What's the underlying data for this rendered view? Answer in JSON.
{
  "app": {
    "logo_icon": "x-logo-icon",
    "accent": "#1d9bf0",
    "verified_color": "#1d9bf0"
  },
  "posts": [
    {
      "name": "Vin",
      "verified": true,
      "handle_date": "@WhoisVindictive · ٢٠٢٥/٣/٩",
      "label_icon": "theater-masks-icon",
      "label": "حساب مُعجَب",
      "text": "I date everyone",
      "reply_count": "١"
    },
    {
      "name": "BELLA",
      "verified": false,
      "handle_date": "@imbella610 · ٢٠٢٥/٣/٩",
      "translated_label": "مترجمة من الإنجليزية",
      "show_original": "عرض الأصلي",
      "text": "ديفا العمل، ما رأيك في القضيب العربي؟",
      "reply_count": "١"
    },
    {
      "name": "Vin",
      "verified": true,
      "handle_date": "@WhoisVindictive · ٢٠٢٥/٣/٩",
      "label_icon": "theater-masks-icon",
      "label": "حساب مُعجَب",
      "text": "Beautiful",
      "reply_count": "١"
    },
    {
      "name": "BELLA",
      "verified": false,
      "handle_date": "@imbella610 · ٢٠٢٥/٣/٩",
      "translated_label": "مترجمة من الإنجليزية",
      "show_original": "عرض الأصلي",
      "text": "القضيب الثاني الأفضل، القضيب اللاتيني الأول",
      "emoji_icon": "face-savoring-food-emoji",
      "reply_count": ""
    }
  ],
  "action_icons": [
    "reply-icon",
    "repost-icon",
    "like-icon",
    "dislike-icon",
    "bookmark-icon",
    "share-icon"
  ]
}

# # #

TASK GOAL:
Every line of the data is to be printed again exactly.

TASK ANSWER:
What's the underlying data for this rendered view? Answer in JSON.
{
  "app": {
    "logo_icon": "x-logo-icon",
    "accent": "#1d9bf0",
    "verified_color": "#1d9bf0"
  },
  "posts": [
    {
      "name": "Vin",
      "verified": true,
      "handle_date": "@WhoisVindictive · ٢٠٢٥/٣/٩",
      "label_icon": "theater-masks-icon",
      "label": "حساب مُعجَب",
      "text": "I date everyone",
      "reply_count": "١"
    },
    {
      "name": "BELLA",
      "verified": false,
      "handle_date": "@imbella610 · ٢٠٢٥/٣/٩",
      "translated_label": "مترجمة من الإنجليزية",
      "show_original": "عرض الأصلي",
      "text": "ديفا العمل، ما رأيك في القضيب العربي؟",
      "reply_count": "١"
    },
    {
      "name": "Vin",
      "verified": true,
      "handle_date": "@WhoisVindictive · ٢٠٢٥/٣/٩",
      "label_icon": "theater-masks-icon",
      "label": "حساب مُعجَب",
      "text": "Beautiful",
      "reply_count": "١"
    },
    {
      "name": "BELLA",
      "verified": false,
      "handle_date": "@imbella610 · ٢٠٢٥/٣/٩",
      "translated_label": "مترجمة من الإنجليزية",
      "show_original": "عرض الأصلي",
      "text": "القضيب الثاني الأفضل، القضيب اللاتيني الأول",
      "emoji_icon": "face-savoring-food-emoji",
      "reply_count": ""
    }
  ],
  "action_icons": [
    "reply-icon",
    "repost-icon",
    "like-icon",
    "dislike-icon",
    "bookmark-icon",
    "share-icon"
  ]
}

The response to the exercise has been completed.